From the Secretary - Patricia Foley
Fall - 2015
Two of the most important duties of the secretary are the maintenance of our membership records, which includes the sending out of dues notices, and the recording of payments. In the coming days, I’ll be mailing dues notices. Please keep your membership current and in effect by replying promptly with your $15 annual dues payment, $25 for clubs. Or, if you’d like to become a life member, you can simply send in a $250 payment with instructions to convert your membership to that category.
In late February or early March I’ll be mailing out ballots for our biennial election.
As a member in good standing, it is your right to cast a ballot to determine who will govern the Central States Numismatic Society for the two years beginning with our Saturday morning Awards and Installation Breakfast on April 29. Being an elected official of the Central States Numismatic Society entails a lot more than wearing a purple ribbon on one’s chest, shaking hands and kissing babies. In addition to serving on such committees as are assigned to them by the president and attending our two board meetings each year, our elected officials are expected to play a substantial fund raising role for our 501(c)(3) organization by hands on participation in enlisting sponsors for our convention. Our many educational activities, by their very nature, are not self- sustaining and generate expenditures in excess of the financial surplus from our anniversary conventions. It is the responsibility of your elected officials to make up the difference for the imaginative service and educational programs they’ve created and authorized by actually soliciting and generating sponsorship donations.
Your board will consist of an immediate past president, who will be Bruce Perdue after the Awards and Installation Breakfast. Karen Jach, your current vice-president, will be running unopposed for the office of president. Dave Heinrich, a current board member, will be running unopposed for vice president. The by-laws provide for 10 governors. 14 individuals will be seeking those 10 seats. Per the by-laws, they will be listed on the ballot in the order I received acceptances of their nominations. Each candidate is able to submit a biographical/campaign statement of no more than 200 words. Those statements begin on page 23 of this issue. Please review each carefully.
When you receive your ballot it will be in an envelope clearly marked “CSNS Ballot.” Something to keep in mind as you mark your choices is that in order to be counted your ballot must be sent back only in the specially marked return envelope that accompanied it and bearing the address of the accounting firm that will actually count the ballots.

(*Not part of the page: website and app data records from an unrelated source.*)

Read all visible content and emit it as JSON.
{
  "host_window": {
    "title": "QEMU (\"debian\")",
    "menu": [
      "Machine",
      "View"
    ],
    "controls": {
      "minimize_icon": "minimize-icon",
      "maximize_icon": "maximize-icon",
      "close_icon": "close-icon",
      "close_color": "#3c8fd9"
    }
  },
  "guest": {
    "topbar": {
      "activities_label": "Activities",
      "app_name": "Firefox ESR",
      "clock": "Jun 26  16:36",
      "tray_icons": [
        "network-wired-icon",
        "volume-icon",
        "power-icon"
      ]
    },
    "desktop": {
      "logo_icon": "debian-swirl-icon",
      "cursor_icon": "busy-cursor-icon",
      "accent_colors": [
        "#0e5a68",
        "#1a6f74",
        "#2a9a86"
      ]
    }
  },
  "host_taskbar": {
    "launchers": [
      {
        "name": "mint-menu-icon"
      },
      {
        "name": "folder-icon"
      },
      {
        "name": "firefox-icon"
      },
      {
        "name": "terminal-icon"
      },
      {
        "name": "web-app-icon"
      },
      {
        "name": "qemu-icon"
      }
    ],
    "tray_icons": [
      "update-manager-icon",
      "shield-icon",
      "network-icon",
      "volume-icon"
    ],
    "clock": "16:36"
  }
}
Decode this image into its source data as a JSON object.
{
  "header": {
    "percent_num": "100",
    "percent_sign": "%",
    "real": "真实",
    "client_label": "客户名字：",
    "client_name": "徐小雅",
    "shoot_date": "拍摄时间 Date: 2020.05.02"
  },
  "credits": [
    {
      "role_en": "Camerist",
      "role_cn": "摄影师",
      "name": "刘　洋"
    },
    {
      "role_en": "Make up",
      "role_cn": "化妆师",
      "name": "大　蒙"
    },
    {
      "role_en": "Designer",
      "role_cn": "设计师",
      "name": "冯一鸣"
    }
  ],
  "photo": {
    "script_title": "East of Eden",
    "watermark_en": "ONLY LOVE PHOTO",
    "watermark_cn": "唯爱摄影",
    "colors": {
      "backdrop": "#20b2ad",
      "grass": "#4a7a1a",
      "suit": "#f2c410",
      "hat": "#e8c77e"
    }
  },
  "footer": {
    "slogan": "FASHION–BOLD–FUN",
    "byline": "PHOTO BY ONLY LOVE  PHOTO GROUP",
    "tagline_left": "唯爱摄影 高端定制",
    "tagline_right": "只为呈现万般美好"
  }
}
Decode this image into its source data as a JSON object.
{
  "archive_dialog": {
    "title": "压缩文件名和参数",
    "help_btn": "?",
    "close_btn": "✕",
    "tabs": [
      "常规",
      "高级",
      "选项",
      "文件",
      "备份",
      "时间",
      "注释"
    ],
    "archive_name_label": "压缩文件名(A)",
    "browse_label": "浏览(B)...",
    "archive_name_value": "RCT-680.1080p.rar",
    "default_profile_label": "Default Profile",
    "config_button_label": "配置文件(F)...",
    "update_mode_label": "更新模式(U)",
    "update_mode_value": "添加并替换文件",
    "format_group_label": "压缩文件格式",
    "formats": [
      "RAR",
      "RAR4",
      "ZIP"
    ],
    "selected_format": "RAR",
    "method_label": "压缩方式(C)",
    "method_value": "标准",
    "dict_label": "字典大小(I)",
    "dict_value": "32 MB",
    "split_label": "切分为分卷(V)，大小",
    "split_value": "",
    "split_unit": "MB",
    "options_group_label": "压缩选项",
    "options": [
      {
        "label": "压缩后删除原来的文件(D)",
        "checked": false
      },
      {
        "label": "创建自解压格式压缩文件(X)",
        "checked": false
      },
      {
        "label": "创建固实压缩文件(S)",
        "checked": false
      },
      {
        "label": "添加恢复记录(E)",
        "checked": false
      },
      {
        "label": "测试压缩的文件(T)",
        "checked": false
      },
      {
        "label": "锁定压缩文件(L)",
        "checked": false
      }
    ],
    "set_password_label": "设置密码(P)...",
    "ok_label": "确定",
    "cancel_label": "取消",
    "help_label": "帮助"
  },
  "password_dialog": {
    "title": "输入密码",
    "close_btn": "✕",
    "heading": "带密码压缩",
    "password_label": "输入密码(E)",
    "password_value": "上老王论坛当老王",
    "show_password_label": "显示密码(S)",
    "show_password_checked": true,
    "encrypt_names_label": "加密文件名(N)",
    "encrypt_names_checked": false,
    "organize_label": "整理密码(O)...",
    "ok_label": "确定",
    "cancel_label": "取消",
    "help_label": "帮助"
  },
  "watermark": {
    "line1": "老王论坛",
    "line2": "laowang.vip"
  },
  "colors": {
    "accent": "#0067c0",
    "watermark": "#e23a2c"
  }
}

If you have more than one membership in your family please also remember that only one ballot may be enclosed in each return envelope. Also, please remember that while there are 10 governorships up for election, you may vote for any number up to 10 for that office but not more. If you do vote for more than 10 governor candidates, your ballot for all of them will not be counted. In addition, please keep in mind that you may vote for no more than three governors from any one state. If you vote for more than three from one state, your ballots for all four will not be counted, but your ballots for all the other governor candidates will be. I mention this because we’ll have four candidates from Michigan.
The ballot will list the candidates in the following order:
- President: Karen Jach – Wisconsin
- Vice-President: Dave Heinrich – Ohio
- Gregory Oglesby – Missouri
- Joe Peruski – Michigan
- Francis Hawks – Kansas
- Jim Moores – Missouri
- Jack D. Huggins, Jr. – Illinois
- W. Ray Lockwood – Indiana
- Brett Irick – Michigan
- Michael Curran – Iowa
- Larry Schneider – North Dakota
- Andrew Kimmel – Wisconsin
- Tom Klunzinger – Michigan
- Costa Roupas – Illinois
- Bradley Karoleff – Ohio
- Joseph LeBlanc – Michigan
That’s a total of 14 candidates for the 10 available governors’ positions. One thing that has always surprised me as a CSNS member is just how few people actually take the time to vote in our elections. I believe that two years ago it was somewhere in the vicinity of just 30 percent of the members. Off year school board elections typically have a higher turnout than that. I know that several times in the past the difference between being elected as a governor and not elected was less than 10 votes. Wouldn’t it be frustrating to see a candidate you really wanted to see on the board lose by just a couple of votes? With so many candidates I think it reasonable to presume that they will be more closely bunched than in our immediate past election, for example, when there were only 11 board candidates. It really shouldn’t take more than 15 minutes to read the candidates’ statements on page 23 of this issue and even less than that to open your ballot, mark your choices and mail your votes in to the accounting firm in the envelope provided.
Another even more important aspect of the election to think about is the fact that a larger degree of participation will result in a board that the membership really actually wanted, rather than one in office because too many people thought that their vote didn’t matter. If your membership was worth the cost of your dues payment, letting your voice be heard in our election should certainly be worth the price of a few minutes of your time and a Forever stamp.
So, do yourself and CSNS a favor. Read the candidates statements and then when your ballot reaches you, make it out and send it back in, keeping in mind the few simple rules that I mentioned above.
Patricia Foley - Secretary
Central States Numismatic Society
P.O. Box 210710
Milwaukee, WI 53221